While there are clearly nuggets for the “war on woke” brigade to get their teeth into – the description of slavery as “not only being about profit and suffering” springs to mind – there are also recommendations that echo findings of aforementioned reviews.

For example, the 2017 Lammy Review into discrimination in the criminal justice system analysed disproportionate use of stop and search on black people, citing Northamptonshire Police Force’s enhanced scrutiny of the practice as a favourable case study. The Race Commission recommends greater scrutiny of the practice through body-worn video footage, with officers who have their cameras off providing a written reason to the individual who was stopped as well as their supervising officer (and “misconduct procedures” for serious instances of misuse).

Many of the Race Commission’s recommendations contradict its own headlines and implicitly accept the existence of systemic racism: the application of the Equality Act to potentially discriminatory “algorithmic decision-making” is just one example.

There are also proposals that run against the “war on woke” narrative.

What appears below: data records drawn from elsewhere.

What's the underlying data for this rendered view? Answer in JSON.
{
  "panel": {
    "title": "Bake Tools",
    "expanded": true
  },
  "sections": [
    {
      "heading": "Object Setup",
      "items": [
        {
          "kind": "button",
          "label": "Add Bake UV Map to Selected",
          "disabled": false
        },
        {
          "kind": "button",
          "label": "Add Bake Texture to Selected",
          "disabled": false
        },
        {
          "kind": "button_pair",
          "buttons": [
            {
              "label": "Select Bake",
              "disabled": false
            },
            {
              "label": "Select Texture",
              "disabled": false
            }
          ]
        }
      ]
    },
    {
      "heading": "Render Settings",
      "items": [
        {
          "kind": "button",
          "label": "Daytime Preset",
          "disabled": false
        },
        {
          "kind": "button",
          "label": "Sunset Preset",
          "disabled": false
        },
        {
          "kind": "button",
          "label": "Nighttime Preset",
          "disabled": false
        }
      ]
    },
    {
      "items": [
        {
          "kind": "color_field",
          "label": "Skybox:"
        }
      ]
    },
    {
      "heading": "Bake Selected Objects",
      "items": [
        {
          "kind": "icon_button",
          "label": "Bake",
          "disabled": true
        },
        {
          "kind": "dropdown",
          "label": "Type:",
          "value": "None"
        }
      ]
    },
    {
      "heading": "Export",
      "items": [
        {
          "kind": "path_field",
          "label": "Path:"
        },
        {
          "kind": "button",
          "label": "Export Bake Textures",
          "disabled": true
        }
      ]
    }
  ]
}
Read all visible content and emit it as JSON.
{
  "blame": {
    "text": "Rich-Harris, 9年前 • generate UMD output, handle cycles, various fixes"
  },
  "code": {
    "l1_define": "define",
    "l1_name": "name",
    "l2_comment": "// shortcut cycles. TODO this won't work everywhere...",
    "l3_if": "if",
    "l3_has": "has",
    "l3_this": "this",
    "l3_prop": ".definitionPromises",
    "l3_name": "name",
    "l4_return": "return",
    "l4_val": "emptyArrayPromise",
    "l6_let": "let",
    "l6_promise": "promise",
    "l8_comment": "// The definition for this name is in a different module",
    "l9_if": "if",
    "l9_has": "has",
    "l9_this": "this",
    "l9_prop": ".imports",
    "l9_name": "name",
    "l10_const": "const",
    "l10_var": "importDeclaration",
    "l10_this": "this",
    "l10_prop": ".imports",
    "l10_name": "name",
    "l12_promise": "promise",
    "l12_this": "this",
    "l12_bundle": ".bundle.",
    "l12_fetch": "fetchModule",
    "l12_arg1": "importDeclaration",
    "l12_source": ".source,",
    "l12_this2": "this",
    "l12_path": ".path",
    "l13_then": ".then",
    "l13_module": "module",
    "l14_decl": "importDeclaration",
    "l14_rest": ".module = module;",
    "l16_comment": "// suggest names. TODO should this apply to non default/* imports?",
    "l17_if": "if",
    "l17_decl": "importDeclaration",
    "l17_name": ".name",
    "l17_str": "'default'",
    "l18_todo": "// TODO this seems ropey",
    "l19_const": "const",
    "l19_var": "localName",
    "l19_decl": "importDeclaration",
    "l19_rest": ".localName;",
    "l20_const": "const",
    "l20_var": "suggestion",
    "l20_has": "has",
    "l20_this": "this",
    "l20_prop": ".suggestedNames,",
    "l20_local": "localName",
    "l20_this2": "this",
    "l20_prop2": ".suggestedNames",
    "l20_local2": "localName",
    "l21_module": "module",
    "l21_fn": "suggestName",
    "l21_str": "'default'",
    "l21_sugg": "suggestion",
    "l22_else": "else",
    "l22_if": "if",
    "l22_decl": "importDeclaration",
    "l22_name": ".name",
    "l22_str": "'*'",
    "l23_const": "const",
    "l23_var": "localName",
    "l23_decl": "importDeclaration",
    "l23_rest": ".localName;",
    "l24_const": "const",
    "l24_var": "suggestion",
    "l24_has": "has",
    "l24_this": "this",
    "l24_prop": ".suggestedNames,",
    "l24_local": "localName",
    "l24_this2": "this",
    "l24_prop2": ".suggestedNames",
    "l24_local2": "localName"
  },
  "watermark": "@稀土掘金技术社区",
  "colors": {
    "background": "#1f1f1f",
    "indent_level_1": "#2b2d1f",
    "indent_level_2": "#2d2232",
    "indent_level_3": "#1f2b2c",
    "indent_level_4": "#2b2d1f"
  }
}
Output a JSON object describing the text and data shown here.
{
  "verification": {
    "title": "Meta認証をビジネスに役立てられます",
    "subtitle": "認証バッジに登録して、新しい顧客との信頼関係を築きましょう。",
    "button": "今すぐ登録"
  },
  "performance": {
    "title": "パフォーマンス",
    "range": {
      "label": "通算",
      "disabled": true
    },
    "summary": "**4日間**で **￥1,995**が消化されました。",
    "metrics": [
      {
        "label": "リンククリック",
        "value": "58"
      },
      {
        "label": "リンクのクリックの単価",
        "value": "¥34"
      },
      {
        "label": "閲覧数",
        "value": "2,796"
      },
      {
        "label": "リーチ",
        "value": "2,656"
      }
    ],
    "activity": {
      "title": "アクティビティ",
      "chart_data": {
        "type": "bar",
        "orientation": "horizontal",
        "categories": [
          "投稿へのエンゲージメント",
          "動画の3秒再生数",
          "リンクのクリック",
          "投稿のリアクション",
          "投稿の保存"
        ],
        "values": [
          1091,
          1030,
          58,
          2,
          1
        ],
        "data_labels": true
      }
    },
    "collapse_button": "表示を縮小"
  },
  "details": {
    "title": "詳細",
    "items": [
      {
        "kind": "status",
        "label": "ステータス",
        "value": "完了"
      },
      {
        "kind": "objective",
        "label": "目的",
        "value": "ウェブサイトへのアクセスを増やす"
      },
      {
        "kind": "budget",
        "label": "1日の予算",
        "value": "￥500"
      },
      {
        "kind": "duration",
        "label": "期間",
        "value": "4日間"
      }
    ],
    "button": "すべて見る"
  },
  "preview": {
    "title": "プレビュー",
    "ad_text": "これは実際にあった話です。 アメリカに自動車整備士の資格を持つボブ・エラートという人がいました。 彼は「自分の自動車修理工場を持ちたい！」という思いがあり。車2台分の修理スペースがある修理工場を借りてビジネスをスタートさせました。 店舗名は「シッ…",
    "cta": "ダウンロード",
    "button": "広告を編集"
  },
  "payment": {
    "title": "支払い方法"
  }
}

For example, the development of a pilot to divert offences of low-level Class B drug possession – which disproportionately affect ethnic minority young people – into public health solutions.

Yet the evidence-heavy, action-light history of reviews into British racism suggests these may be patchily enacted or left to exist only on paper – forever buried beneath headline-hungry right-wing virtue signalling.

[See also: The government has made sure its new racism report is of no use whatsoever]